String and chop the celery or fennel into 1/4-inch cubes; stir into the apple mixture along with the nuts and raisins. Taste and add a bit of fresh lemon juice if desired.

Cover and refrigerate until ready to use. Serve in a bowl, or put lettuce leaves on plates and top with the salad.

Variation: Add chunks of banana, like we always did at home.

Roasted Beet Salad

Serves 2

This is a basic beet salad dressed with a simple vinaigrette. The variations provide endless opportunities for creativity.

— Nathalie Dupree


3 tablespoons red or white wine vinegar

2 tablespoons Dijon mustard

1 teaspoon granulated sugar

3 tablespoons oil, cook’s preference

1 tablespoon finely chopped herbs, such as marjoram, thyme or basil

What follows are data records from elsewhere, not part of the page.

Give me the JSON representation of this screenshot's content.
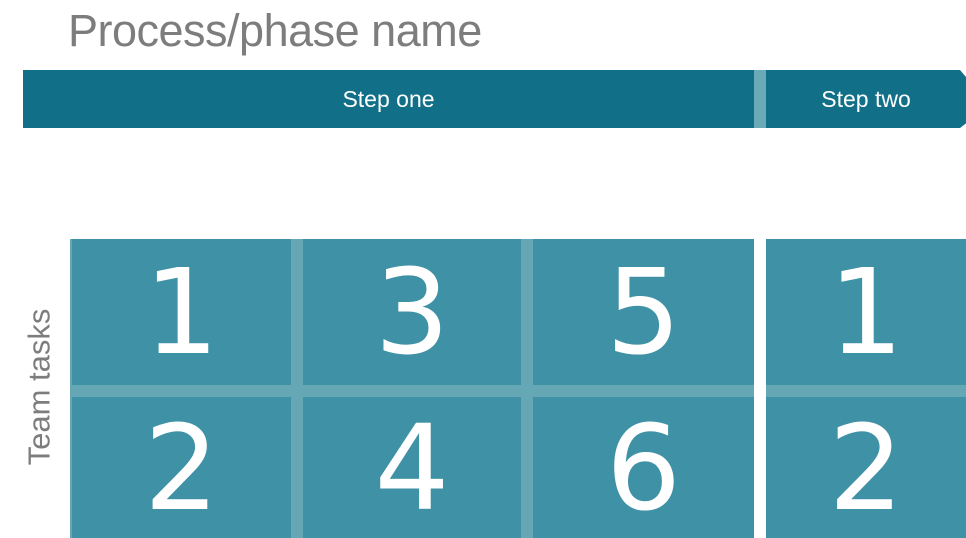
{
  "title": "Process/phase name",
  "steps": [
    {
      "label": "Step one"
    },
    {
      "label": "Step two"
    }
  ],
  "side_label": "Team tasks",
  "step_one_tasks": {
    "row1": [
      "1",
      "3",
      "5"
    ],
    "row2": [
      "2",
      "4",
      "6"
    ]
  },
  "step_two_tasks": {
    "row1": [
      "1"
    ],
    "row2": [
      "2"
    ]
  },
  "colors": {
    "bar": "#117087",
    "cell": "#3f92a6",
    "grid_gap": "#66a7b5",
    "text_gray": "#7d7d7d"
  }
}
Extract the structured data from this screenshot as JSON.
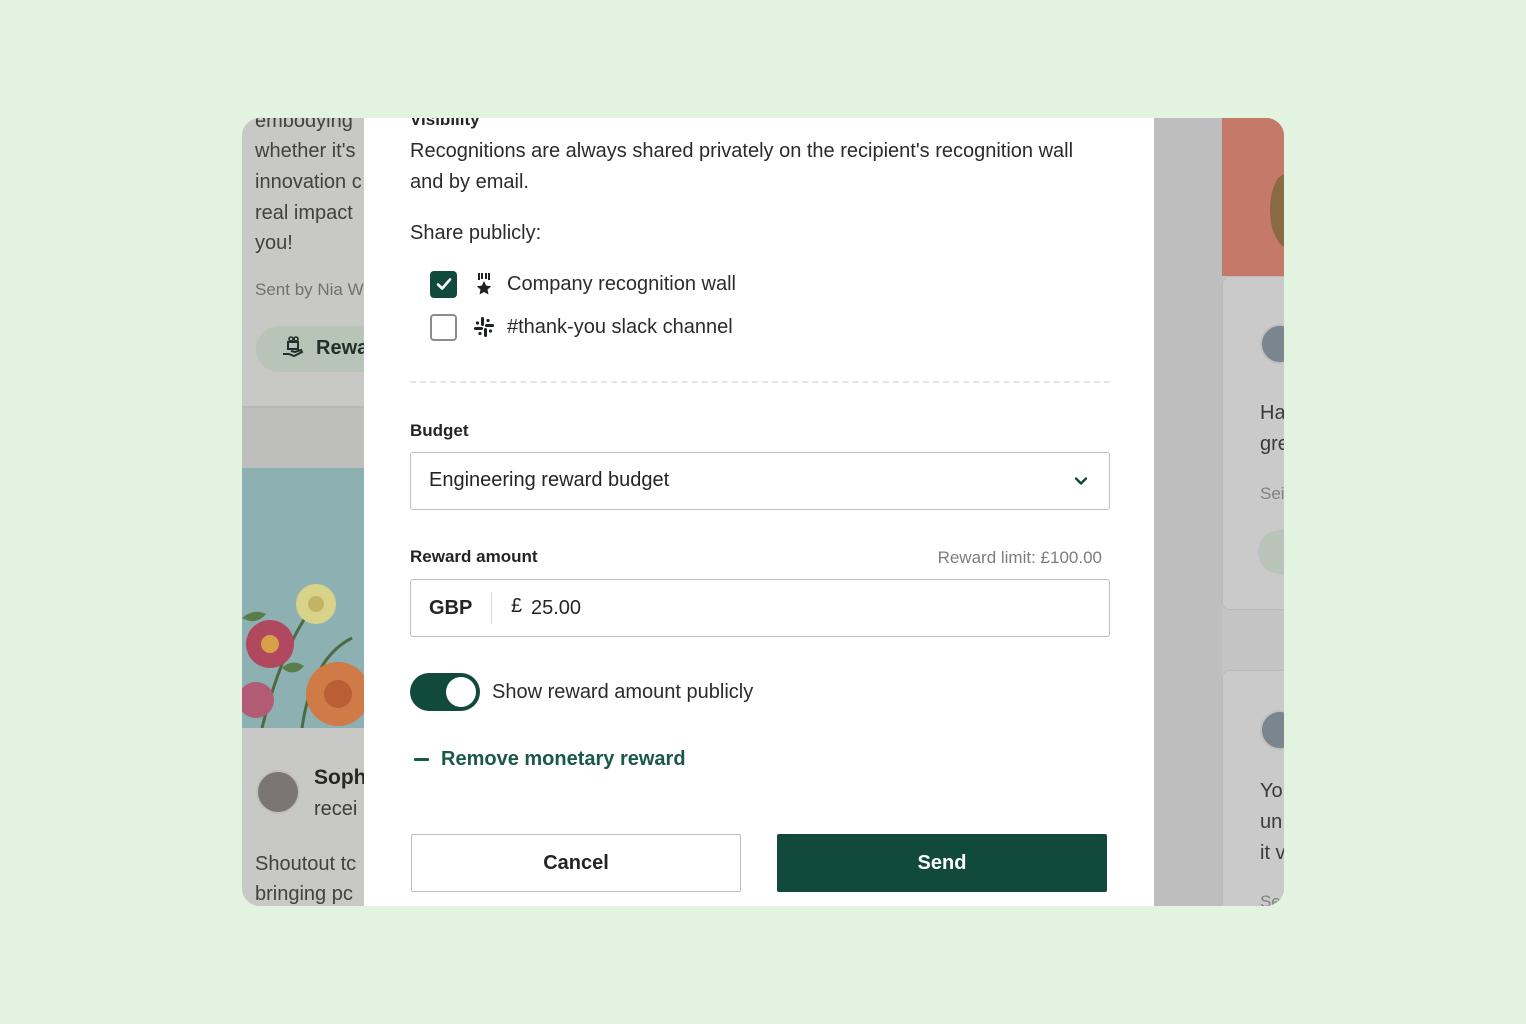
{
  "background": {
    "left_post": {
      "text_lines": [
        "embodying",
        "whether it's",
        "innovation c",
        "real impact",
        "you!"
      ],
      "sent_by": "Sent by Nia W",
      "reward_pill_label": "Rewa",
      "next_post_name": "Soph",
      "next_post_subtitle": "recei",
      "next_post_text_lines": [
        "Shoutout tc",
        "bringing pc"
      ]
    },
    "right_post": {
      "text_lines_a": [
        "Ha",
        "gre"
      ],
      "faint_a": "Sei",
      "text_lines_b": [
        "Yo",
        "un",
        "it v"
      ],
      "faint_b": "Se"
    }
  },
  "modal": {
    "visibility": {
      "heading": "Visibility",
      "description": "Recognitions are always shared privately on the recipient's recognition wall and by email.",
      "share_label": "Share publicly:",
      "options": [
        {
          "label": "Company recognition wall",
          "icon": "award-ribbon-icon",
          "checked": true
        },
        {
          "label": "#thank-you slack channel",
          "icon": "slack-icon",
          "checked": false
        }
      ]
    },
    "budget": {
      "label": "Budget",
      "selected": "Engineering reward budget"
    },
    "reward": {
      "label": "Reward amount",
      "limit_text": "Reward limit: £100.00",
      "currency_code": "GBP",
      "currency_symbol": "£",
      "amount": "25.00"
    },
    "show_publicly": {
      "label": "Show reward amount publicly",
      "enabled": true
    },
    "remove_link": "Remove monetary reward",
    "buttons": {
      "cancel": "Cancel",
      "send": "Send"
    }
  },
  "colors": {
    "page_bg": "#e2f3df",
    "accent": "#114a3c",
    "link": "#1a5848"
  }
}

4 medium roasted beets, preferably multicolored


Freshly ground black pepper

2 tablespoons chopped chives or green onion ends


Whisk together the vinegar, mustard and sugar in a small bowl. While whisking, slowly drizzle in the oil and continue whisking until emulsified. Whisk in the herbs. Slice, quarter or grate the beets, depending on size. Pour dressing over beets. Season to taste with salt and pepper. Refrigerate until chilled. Top with chives.


Add grated ginger.

Place beets on a bed of lettuce, arugula, or a chiffonade (thin ribbons) of baby beet greens.

Toss with orange slices.

Green Bean, Blue Cheese and Pecan Salad

Serves 4

Crisp cooked green beans, Clemson blue cheese, and pecans — the makings for a uniquely Southern salad.

— Nathalie Dupree


1 pound green beans, tips removed

4 ounces Clemson blue cheese, if available; or feta or soft goat cheese

1/2 cup roughly chopped or whole pecans, toasted


Add the beans to boiling salted water and cook 3 minutes. Toss the drained, warm beans with the blue cheese and pecans. For a creamier sauce, continue to toss until cheese mixture becomes a creamy consistency. The longer the beans are tossed, the more an elegant blue cheese sauce will develop. Serve at room temperature or chill until serving.

Nathalie Dupree is the author of 13 cookbooks, most recently “Mastering the Art of Southern Cooking.” She lives in Charleston and may be reached through Nathalie